Business

Scam protection is duty of businesses, says Which?

Keyboard and padlock

Businesses should take more responsibility to ensure their customers do not become victims of scams, according to a consumer group.

The government should ensure firms protect people from sophisticated tricks, such as emails claiming to be from banks, Which? has said.

These businesses should be obliged to compensate customers if protection falls short, it added.

The government set up a fraud taskforce in February.

Home Secretary Theresa May, at the launch, said: "The scale and volume of financial activity also brings serious risks of economic crime and real opportunities for criminals to defraud hardworking taxpayers of their savings and earnings.

"Fraud shames our financial system.

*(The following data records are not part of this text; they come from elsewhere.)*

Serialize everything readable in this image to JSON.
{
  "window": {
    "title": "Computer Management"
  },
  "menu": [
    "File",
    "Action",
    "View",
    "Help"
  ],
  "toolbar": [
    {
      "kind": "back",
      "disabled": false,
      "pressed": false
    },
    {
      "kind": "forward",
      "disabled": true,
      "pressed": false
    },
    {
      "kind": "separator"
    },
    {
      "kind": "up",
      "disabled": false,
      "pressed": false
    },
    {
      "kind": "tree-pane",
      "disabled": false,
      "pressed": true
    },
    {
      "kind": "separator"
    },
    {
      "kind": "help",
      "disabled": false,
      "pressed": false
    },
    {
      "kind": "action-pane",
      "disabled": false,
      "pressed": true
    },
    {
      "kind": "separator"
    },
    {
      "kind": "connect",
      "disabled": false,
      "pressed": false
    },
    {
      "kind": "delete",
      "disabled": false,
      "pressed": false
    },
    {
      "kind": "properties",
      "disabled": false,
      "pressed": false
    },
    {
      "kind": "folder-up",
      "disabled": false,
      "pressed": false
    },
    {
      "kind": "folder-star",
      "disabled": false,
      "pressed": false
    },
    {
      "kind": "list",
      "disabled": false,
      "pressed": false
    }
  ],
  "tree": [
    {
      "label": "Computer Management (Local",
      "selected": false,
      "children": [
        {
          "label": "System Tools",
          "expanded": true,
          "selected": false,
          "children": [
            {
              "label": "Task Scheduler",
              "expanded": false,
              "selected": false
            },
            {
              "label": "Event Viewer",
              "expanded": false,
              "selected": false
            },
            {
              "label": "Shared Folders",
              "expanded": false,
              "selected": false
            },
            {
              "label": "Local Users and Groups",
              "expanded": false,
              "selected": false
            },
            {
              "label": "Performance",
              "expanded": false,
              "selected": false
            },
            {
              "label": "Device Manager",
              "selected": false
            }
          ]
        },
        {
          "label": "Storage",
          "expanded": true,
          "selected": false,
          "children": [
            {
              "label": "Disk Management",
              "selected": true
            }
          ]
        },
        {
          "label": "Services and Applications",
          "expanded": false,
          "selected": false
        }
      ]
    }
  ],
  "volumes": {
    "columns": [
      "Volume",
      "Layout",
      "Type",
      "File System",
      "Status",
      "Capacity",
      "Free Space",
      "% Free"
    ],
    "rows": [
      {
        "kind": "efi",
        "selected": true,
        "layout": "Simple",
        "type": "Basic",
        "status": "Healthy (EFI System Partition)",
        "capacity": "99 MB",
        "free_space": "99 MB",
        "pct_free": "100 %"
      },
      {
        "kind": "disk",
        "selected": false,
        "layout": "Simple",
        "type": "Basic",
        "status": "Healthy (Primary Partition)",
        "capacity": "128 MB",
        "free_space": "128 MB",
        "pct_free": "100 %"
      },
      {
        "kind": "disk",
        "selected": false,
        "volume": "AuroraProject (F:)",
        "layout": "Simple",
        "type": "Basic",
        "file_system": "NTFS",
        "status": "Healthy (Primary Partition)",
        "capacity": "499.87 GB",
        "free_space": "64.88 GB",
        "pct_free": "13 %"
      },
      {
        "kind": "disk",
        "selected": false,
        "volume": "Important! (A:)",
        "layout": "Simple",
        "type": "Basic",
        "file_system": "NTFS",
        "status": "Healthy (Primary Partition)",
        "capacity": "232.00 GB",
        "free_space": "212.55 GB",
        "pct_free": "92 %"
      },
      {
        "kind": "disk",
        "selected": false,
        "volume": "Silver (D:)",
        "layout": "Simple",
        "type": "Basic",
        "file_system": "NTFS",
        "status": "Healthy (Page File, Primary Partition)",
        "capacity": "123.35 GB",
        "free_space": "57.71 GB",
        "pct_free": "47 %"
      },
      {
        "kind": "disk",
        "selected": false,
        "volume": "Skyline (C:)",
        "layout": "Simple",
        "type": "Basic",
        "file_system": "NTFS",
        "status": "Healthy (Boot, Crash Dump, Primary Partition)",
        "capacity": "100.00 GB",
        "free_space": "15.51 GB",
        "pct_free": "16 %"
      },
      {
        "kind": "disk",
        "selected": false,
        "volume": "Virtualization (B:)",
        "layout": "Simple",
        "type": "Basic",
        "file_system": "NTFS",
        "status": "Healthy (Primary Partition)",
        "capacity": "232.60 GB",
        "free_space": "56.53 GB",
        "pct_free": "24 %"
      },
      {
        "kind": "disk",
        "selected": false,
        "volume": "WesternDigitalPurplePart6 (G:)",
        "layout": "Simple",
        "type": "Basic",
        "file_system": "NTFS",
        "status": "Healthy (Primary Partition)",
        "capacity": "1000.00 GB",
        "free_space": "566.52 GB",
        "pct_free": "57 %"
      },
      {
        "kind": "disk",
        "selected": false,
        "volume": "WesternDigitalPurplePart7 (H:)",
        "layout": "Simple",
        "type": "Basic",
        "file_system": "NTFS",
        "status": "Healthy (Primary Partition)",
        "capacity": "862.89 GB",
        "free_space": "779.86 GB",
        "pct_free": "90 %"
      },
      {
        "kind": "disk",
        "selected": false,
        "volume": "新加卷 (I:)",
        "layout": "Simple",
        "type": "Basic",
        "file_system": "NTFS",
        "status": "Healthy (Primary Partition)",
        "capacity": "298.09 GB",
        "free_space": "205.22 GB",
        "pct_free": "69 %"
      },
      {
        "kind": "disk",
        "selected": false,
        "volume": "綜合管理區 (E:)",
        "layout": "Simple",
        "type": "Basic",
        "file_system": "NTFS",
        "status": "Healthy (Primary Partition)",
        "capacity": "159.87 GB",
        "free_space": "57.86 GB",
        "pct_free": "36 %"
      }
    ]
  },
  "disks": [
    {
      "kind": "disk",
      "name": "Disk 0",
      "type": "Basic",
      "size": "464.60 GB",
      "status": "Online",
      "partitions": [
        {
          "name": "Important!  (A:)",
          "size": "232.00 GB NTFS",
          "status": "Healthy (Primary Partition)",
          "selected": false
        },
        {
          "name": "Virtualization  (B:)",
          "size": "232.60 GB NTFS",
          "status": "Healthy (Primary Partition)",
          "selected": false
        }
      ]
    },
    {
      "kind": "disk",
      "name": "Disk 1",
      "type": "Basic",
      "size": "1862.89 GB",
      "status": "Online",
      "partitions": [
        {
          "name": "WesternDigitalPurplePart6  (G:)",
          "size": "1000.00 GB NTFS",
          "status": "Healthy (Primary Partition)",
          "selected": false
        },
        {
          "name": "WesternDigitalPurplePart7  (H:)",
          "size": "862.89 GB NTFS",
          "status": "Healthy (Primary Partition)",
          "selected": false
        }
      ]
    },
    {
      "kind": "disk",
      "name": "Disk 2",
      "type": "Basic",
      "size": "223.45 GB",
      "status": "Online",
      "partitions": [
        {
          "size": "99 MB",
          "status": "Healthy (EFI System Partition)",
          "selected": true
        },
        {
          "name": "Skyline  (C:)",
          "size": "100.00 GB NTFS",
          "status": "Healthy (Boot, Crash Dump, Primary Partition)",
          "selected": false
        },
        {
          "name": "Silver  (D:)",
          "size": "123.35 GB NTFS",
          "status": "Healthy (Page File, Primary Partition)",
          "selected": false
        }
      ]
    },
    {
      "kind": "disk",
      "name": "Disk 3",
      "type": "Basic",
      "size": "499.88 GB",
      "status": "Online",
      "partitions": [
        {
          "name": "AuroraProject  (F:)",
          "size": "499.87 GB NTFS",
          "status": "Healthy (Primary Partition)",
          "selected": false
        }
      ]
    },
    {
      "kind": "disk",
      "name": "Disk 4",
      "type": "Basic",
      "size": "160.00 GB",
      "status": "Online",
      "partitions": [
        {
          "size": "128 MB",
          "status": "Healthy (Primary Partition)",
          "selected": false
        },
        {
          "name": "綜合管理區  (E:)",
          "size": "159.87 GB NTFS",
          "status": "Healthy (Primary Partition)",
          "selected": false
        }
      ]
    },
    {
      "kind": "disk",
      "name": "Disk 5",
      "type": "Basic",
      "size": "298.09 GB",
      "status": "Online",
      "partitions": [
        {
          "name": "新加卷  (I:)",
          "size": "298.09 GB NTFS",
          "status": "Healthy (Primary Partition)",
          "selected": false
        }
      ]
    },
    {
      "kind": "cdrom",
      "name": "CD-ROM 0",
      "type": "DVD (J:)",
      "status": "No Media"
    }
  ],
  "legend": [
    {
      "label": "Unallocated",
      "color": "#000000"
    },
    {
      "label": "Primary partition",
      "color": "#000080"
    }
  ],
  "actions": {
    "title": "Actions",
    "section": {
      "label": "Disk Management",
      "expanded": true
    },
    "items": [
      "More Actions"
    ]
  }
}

For too long, there has been too little understanding of the problem and too great a reluctance to take steps to tackle it."

'Off the hook'

Which? is now calling on this taskforce to investigate how well companies are dealing with the scam risk, and make recommendations by the end of the year on how to customers should be protected.

"When we know that even the savviest people can be scammed by fraudsters, it is vital that everything possible is done by businesses to better protect consumers," said executive director Richard Lloyd.

"Where firms haven't done enough to protect their customers, it is entirely right that the responsibility to put things right should be with them. The government's taskforce must not let businesses off the hook, more must be done to prevent fraud and protect consumers."

Some of the most common scams include emails claiming to be from a bank, unsolicited messages seeking financial support, and bogus computer support. The consumer group said that some customers were avoiding certain digital services owing to the fear of scams.

In March, Metropolitan Police chief Sir Bernard Hogan-Howe argued that automatic full refunds from banks to scam victims created a danger of some consumers becoming lax over internet security. His comments were branded as "astonishingly misjudged" by Which?.

Related Internet links

The BBC is not responsible for the content of external Internet sites